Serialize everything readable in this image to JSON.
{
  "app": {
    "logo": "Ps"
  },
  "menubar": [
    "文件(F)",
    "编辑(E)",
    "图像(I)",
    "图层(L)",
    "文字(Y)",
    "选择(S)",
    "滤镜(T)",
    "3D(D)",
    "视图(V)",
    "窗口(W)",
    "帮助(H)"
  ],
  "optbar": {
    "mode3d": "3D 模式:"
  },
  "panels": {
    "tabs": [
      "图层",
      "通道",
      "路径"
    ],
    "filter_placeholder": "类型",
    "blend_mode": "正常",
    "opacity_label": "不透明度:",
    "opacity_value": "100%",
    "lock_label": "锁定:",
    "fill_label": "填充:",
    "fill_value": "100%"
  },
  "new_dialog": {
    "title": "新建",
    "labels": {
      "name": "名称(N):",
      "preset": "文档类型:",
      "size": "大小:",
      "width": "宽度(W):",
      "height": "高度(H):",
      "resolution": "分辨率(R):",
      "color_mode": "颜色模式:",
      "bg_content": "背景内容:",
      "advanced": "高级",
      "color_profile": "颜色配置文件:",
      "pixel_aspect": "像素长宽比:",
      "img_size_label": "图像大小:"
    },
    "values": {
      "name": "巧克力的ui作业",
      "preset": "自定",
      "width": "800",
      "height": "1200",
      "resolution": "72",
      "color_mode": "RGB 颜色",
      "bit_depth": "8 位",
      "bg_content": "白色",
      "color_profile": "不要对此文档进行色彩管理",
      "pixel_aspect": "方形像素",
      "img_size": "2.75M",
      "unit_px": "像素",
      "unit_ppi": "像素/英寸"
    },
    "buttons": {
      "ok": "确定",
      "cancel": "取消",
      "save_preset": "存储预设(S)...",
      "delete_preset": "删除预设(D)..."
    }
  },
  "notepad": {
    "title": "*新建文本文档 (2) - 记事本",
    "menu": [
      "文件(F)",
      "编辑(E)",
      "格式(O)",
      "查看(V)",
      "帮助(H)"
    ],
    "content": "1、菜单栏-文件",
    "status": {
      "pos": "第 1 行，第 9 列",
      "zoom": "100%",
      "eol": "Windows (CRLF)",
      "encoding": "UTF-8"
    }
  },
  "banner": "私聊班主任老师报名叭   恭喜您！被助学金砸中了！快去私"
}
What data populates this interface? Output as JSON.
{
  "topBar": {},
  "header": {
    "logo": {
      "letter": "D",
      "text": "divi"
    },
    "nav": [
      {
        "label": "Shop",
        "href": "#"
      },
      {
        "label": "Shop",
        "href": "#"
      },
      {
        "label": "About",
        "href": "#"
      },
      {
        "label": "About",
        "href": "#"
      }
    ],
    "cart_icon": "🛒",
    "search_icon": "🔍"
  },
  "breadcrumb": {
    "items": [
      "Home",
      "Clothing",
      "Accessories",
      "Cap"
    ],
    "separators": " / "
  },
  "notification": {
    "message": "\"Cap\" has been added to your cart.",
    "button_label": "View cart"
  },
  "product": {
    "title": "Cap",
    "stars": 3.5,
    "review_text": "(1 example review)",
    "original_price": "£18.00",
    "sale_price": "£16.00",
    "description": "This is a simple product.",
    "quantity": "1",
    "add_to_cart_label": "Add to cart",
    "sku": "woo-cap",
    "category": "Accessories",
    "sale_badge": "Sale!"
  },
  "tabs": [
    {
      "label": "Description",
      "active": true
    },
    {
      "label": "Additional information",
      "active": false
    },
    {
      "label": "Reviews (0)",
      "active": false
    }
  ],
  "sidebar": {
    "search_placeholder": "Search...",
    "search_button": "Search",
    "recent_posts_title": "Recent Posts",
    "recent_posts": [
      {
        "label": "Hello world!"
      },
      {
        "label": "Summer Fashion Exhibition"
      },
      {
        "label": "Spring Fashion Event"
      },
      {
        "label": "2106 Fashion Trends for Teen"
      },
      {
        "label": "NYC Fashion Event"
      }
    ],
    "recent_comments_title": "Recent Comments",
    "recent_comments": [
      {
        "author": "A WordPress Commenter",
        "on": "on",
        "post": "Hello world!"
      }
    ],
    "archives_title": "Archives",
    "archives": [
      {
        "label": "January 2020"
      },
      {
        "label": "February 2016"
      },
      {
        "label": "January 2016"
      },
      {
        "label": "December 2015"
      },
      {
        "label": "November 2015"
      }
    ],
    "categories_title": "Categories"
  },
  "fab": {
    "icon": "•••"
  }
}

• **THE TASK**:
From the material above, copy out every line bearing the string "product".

• **WRITTEN ANSWER**:
  "product": {
    "description": "This is a simple product.",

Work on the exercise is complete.